As of Tuesday, the group Catholics United had gathered more than 5,000 signatures against Cardinal Roger Mahony, archbishop of Los Angeles until 2011.
"Please do not bring further scandal to our Church that has already been rocked by the sex abuse crisis by attending the
Papal Conclave.

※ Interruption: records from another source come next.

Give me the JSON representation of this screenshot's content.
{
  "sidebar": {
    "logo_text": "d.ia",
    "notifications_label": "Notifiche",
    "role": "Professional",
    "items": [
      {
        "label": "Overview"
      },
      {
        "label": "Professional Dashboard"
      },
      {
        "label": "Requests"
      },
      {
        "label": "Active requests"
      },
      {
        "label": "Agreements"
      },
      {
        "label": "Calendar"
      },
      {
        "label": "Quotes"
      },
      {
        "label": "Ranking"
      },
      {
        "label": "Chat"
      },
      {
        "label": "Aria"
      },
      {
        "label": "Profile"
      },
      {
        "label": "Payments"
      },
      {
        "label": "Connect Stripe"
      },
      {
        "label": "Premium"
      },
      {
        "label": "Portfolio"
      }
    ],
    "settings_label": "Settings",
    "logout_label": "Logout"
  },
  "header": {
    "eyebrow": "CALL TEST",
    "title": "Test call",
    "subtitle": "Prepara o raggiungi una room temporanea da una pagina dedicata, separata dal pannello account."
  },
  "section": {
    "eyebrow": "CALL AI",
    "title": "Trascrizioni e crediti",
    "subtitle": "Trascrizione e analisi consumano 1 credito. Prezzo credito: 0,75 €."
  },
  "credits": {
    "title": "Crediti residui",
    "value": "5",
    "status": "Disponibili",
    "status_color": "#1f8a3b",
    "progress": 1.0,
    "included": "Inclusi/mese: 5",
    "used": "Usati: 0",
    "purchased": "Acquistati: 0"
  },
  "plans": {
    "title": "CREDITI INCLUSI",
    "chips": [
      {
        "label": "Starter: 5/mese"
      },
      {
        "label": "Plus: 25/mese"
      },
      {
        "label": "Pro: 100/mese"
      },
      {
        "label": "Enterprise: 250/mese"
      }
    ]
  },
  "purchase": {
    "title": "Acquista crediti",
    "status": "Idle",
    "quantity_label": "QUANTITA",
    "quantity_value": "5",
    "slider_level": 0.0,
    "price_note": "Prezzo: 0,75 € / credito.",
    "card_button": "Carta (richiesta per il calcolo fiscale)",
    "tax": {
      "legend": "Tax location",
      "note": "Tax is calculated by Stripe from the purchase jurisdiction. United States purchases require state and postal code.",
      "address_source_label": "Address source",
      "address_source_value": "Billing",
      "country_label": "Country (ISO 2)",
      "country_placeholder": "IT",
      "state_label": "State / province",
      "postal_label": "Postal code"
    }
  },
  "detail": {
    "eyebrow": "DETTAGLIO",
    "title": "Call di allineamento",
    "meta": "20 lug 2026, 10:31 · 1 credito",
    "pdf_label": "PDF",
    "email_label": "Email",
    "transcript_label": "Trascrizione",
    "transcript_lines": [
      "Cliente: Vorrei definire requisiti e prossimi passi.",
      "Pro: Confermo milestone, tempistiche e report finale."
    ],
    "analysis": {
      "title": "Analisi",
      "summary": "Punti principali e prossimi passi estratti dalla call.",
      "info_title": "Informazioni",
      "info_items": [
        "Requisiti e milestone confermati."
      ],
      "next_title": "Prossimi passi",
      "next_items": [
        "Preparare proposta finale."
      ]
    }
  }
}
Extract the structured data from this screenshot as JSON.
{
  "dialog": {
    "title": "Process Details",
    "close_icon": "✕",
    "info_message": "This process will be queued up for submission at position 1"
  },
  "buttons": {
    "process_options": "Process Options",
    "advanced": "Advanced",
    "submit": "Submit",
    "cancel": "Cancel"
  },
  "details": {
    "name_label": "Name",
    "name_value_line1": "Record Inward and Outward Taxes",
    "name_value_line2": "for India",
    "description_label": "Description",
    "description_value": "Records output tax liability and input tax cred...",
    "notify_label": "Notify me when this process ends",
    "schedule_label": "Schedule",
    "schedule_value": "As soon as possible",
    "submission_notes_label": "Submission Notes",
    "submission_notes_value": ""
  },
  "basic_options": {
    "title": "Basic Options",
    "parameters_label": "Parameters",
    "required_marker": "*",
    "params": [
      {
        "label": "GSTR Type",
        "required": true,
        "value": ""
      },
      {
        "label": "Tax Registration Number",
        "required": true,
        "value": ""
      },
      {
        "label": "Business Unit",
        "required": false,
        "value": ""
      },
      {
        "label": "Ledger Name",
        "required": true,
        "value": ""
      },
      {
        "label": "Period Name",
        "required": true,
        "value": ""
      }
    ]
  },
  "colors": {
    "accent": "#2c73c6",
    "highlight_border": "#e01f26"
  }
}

You have been disciplined and you have lost your ability to have a voice within our Church," said the petition from the Washington-based group.
The campaign gained momentum when Italy's best-selling magazine Famiglia Cristiana - "Christian Family" - asked its readers whether Mahony should attend the conclave that elects a successor to Benedict next month.
The overwhelming answer to the popular weekly magazine's survey was "no".
"No, he must not participate, for the good of the Church," wrote Superemme, in a typical response among hundreds on Famiglia Cristiana's website.
In an interview with Al Jazeera, Vatican journalist Alessandro Speciale said it is up to Mahony to examine his "conscience" and decide if he wants to participate in the conclave.
"The Vatican constitution that regulates the election of a new pope is very clear that no one who has the right to elect the pope can be excluded from his right," Speciale said. "The church is very steep in its tradition."
But Speciale also acknowledged that it was "disastrous" for the church hierarchy to have to answer to the scandal at a critical time, when it is choosing a new leader.
As archbishop of Los Angeles from 1985, Mahony worked to send priests known to be abusers out of state to shield them from law enforcement scrutiny in the 1980s, according to church files unsealed under a US court order last month.
Although his successor, Archbishop Jose Gomez, removed him from all public and administrative duties, Mahony has announced his intention to fly to Rome where he would be among 117 cardinals allowed into the Vatican's Sistine Chapel to vote for the next leader of the world's 1.2 billion Catholics.
Last week, Benedict, 85, became the first pope in centuries to abdicate rather than die in office, saying effects of old age meant he was unable to complete his ministry.
His eight-year reign will be remembered by many for the child sex abuse scandal in Europe and the United States - most of which took place in the 1980s but which came to light more recently.
In his former position as head of the Congregation for the Doctrine of the Faith, critics say he was ultimately responsible for the way child abuse by priests was covered up for decades in order to preserve the Church's reputation.
The Vatican denies this, saying he enacted procedures to shield children from abuse in the future and to screen out potential paedophiles from entering the priesthood in the first place.